For quick reference, here’s an image of Siegfried confronting Fafner in Act Two of Siegfried:
Other light-hearted visual cues abound throughout the first two acts and a little of the third. A prime example, pun intended, is the reforging of Nothung, Siegfried’s sword. Instead of using Mime’s workstation, the little tike receives packages (delivered by stagehands-as-couriers) from “Rhein Logistik,” complete with the familiar logo of a black background, white font, and that familiar orange arrow. Fafner is also given cartoonish treatment that is rather effective. (It’s certainly better than trying to seriously portray an onstage battle with a dragon.) Once again, he’s operated by the visible stagehands.
Quiggly shewed the tragedy, little hope it seemed,
blind faith in capitalisms harlot. That Babylonian whore.
At first a mere money trick for ragged trousered philanthropy. With usury, take away what’s not even yet been paid. Ruskin would see wealth as that which is valuable in the hands of the valiant. Real goods sustain and wealth succours. Usurious money is but an unmade claim and worse. No banker has earned that newly minted note that hangs discordant in the air, as apt to rob as to pay.
How obscure this obscurant cult of mammon.
What smoke screened hall of mirrors.
How obese and gluttonous the leviathan of usury.
Austerity for the likes of you and I.
More banqueting and evacuated vomit spews from the sceptred top table. Corrupt in patronage and jealousy of power. Overstuffed with greed and thirsty for more.
How mean the jealousy of greed grows.
As more wants more and demands all.
The truly poor are those who desire much,
oppressive wealth no longer is, it only has.
Usury consumes the usurer, no self just an exponential nothing. Growing ever more grotesque in a shadow of what never was and never could be.
A doom-laden ring of the Nibelungs, slained by Teutonic nobles and routed by heroic Norsemen.
The paper money shrouds the rock of Prometheus and
still, he forgets in whose promises the usurers truck.
The Lyric Opera of Chicago‘s new production of Richard Wagner‘s Siegfried is a triumph. Considering the production as a whole, it’s the strongest installment yet of the company‘s new Der Ring des Nibelungen, all of which is directed by David Pountney.

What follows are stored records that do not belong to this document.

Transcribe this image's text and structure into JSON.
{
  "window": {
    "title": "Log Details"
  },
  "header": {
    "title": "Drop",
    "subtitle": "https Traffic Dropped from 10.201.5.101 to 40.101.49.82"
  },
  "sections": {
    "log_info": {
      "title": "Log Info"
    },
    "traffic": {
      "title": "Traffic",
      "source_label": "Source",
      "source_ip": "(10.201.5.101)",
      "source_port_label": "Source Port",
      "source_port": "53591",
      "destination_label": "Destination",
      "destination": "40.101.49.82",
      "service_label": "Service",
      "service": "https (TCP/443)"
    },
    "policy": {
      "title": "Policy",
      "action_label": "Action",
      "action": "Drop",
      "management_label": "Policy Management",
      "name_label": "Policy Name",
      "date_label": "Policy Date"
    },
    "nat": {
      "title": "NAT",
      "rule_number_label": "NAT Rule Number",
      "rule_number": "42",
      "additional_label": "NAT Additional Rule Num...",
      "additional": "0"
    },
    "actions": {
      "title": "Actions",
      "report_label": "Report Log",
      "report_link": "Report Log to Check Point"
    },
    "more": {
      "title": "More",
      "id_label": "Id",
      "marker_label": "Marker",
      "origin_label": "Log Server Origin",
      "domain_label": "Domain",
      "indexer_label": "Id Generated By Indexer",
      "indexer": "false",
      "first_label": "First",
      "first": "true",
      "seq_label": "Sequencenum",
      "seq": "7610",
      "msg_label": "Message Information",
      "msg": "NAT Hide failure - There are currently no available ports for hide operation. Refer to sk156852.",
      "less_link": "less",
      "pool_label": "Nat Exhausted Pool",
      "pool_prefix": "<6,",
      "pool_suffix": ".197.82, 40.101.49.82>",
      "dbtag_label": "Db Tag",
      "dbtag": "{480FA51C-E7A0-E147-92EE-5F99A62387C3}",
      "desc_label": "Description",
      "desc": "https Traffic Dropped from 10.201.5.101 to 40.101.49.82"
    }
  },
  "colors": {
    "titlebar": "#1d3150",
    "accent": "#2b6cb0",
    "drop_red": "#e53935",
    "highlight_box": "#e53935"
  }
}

Perhaps Wagner is telling us something about what it means to take back control of our Money?
|MYERS, RUSSELL – Broom Hilda sunday – 1979|